Safaricom share offer in Rwanda has not been hit by counterfeit cheques, a brokerage firm handling the business in Rwanda said.
Simon Karenzi, Chief Executive Officer of Dyer and Blair Securities Rwanda, a subsidiary of Dyer and Blair Investment Bank said fraud cases have not been discovered as yet.
He was yesterday responding to reports that high tally of fraudulent cheques from investors and some stockbrokers was hampering allocation of shares in the ongoing Safaricom initial public offering (IPO).
The IPO is now in its verification and share allotment stage.
Karenzi said it was difficult for the fraud to take place in Rwanda because there were no cheque transfers required by individual investors.
“Individual investors were given an account on which to transfer the funds through their bankers while institutional investors where given bank guarantee and will pay after they have known the number of shares allotted to them,” he said on phone.
The Safaricom IPO in Rwanda is believed to have attracted several investors who forked out around $120 million.
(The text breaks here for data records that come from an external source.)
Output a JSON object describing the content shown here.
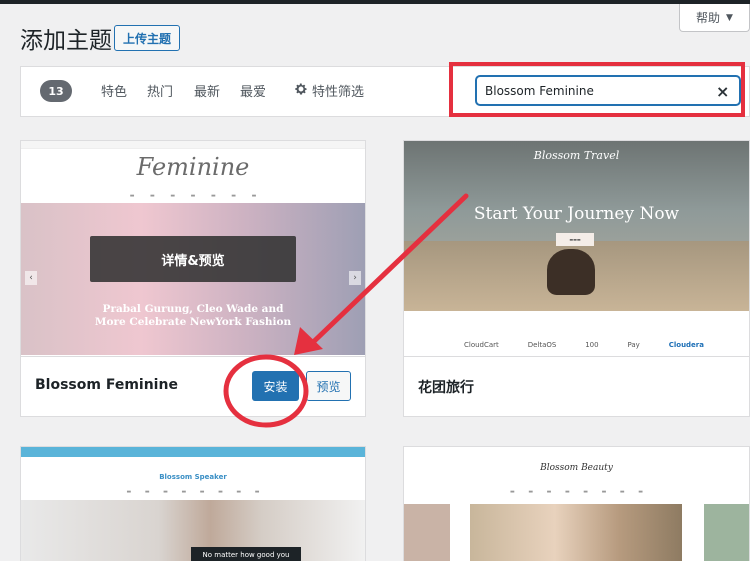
{
  "header": {
    "title": "添加主题",
    "upload_label": "上传主题",
    "help_label": "帮助"
  },
  "filter_bar": {
    "count": "13",
    "tabs": [
      "特色",
      "热门",
      "最新",
      "最爱"
    ],
    "feature_filter_label": "特性筛选"
  },
  "search": {
    "value": "Blossom Feminine"
  },
  "themes": [
    {
      "name": "Blossom Feminine",
      "overlay_label": "详情&预览",
      "install_label": "安装",
      "preview_label": "预览",
      "screenshot": {
        "logo": "Feminine",
        "headline_line1": "Prabal Gurung, Cleo Wade and",
        "headline_line2": "More Celebrate NewYork Fashion"
      }
    },
    {
      "name": "花团旅行",
      "screenshot": {
        "logo": "Blossom Travel",
        "headline": "Start Your Journey Now",
        "logos": [
          "CloudCart",
          "DeltaOS",
          "100",
          "Pay",
          "Cloudera"
        ]
      }
    },
    {
      "name": "",
      "screenshot": {
        "logo": "Blossom Speaker",
        "caption": "No matter how good you"
      }
    },
    {
      "name": "",
      "screenshot": {
        "logo": "Blossom Beauty"
      }
    }
  ],
  "colors": {
    "accent": "#2271b1",
    "annotation_red": "#e5303f",
    "admin_bar": "#1d2327"
  }
}
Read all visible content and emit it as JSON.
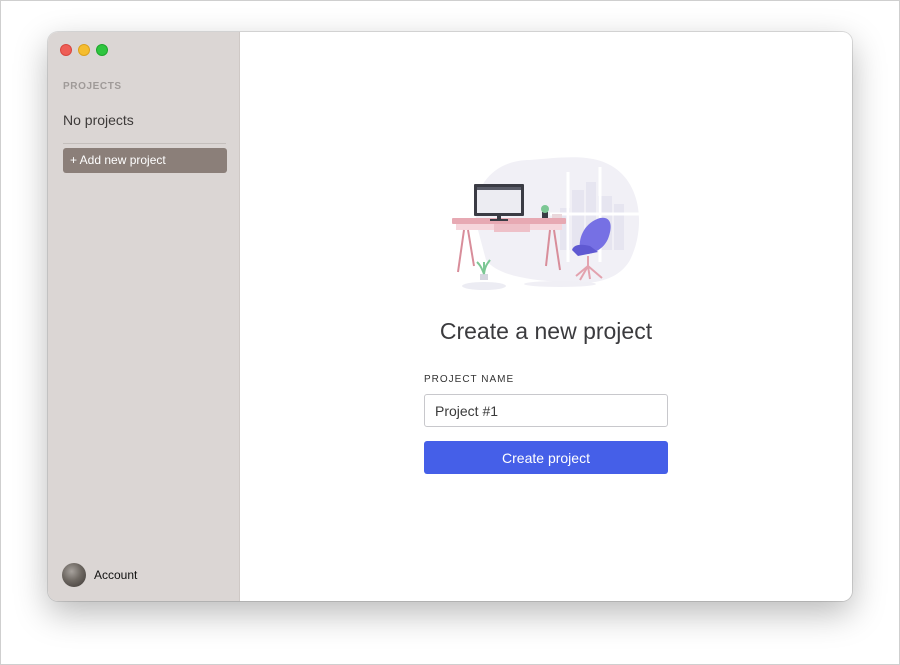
{
  "sidebar": {
    "section_label": "PROJECTS",
    "empty_text": "No projects",
    "add_button_label": "+ Add new project",
    "account_label": "Account"
  },
  "main": {
    "heading": "Create a new project",
    "field_label": "PROJECT NAME",
    "field_value": "Project #1",
    "submit_label": "Create project"
  },
  "colors": {
    "sidebar_bg": "#dbd6d4",
    "add_button_bg": "#8b7f79",
    "primary": "#455fe8",
    "traffic_red": "#ee5e56",
    "traffic_yellow": "#f5bd2f",
    "traffic_green": "#2fc53f"
  },
  "icons": {
    "illustration": "desk-workspace-illustration",
    "avatar": "account-avatar"
  }
}
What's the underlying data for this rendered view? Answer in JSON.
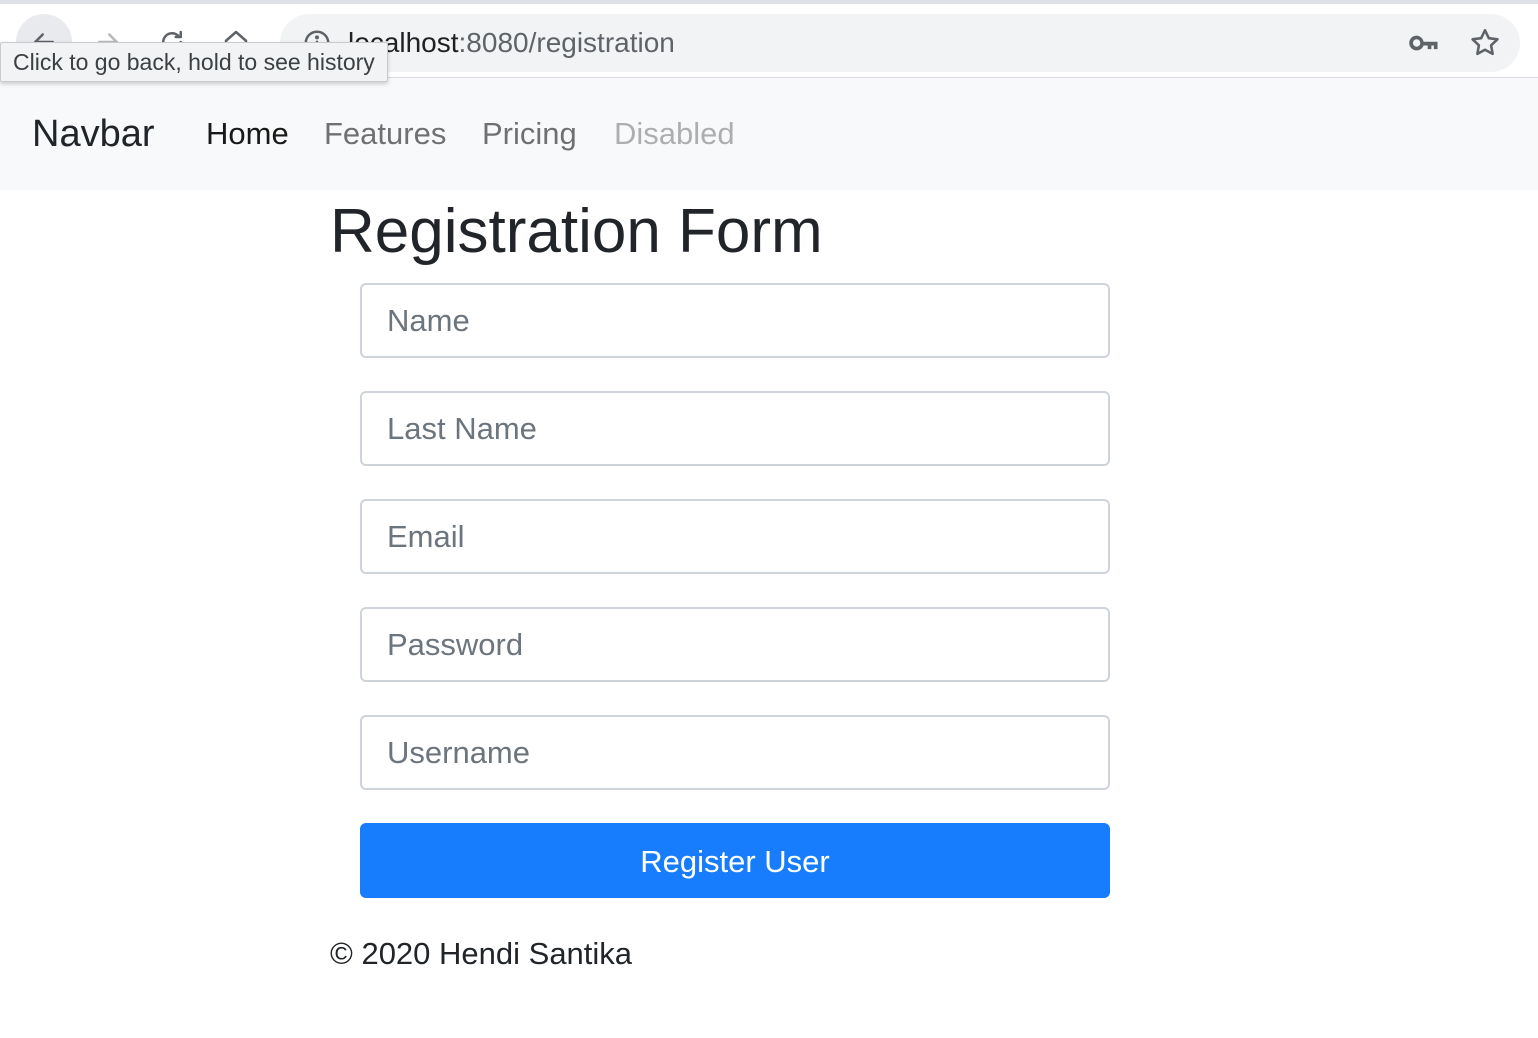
{
  "browser": {
    "url_host": "localhost",
    "url_rest": ":8080/registration",
    "tooltip": "Click to go back, hold to see history"
  },
  "navbar": {
    "brand": "Navbar",
    "links": [
      {
        "label": "Home",
        "state": "active"
      },
      {
        "label": "Features",
        "state": "normal"
      },
      {
        "label": "Pricing",
        "state": "normal"
      },
      {
        "label": "Disabled",
        "state": "disabled"
      }
    ]
  },
  "form": {
    "title": "Registration Form",
    "fields": [
      {
        "placeholder": "Name",
        "value": ""
      },
      {
        "placeholder": "Last Name",
        "value": ""
      },
      {
        "placeholder": "Email",
        "value": ""
      },
      {
        "placeholder": "Password",
        "value": ""
      },
      {
        "placeholder": "Username",
        "value": ""
      }
    ],
    "submit_label": "Register User"
  },
  "footer": {
    "text": "© 2020 Hendi Santika"
  },
  "colors": {
    "primary": "#177dfc",
    "navbar_bg": "#f8f9fa",
    "input_border": "#ced4da"
  },
  "icons": [
    "back-arrow-icon",
    "forward-arrow-icon",
    "reload-icon",
    "home-icon",
    "info-icon",
    "key-icon",
    "star-icon"
  ]
}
It is said to have played a big role in creating awareness of the investment and saving at the stock exchange. The lesson could have a great practical impact on the upcoming Sonarwa IPO.
Business Daily reported that receiving banks for the Safaricom IPO have sorted out fraudulent applications close to Sh96 million of Sh191 billion collected and are now seeking the intervention of the transaction advisors.
The fraudsters were hoping to get share allocations using either fake printed deposit slips, which they handed in to unsuspecting stockbrokers or fake bankers’ cheques drawn for the Safaricom IPO.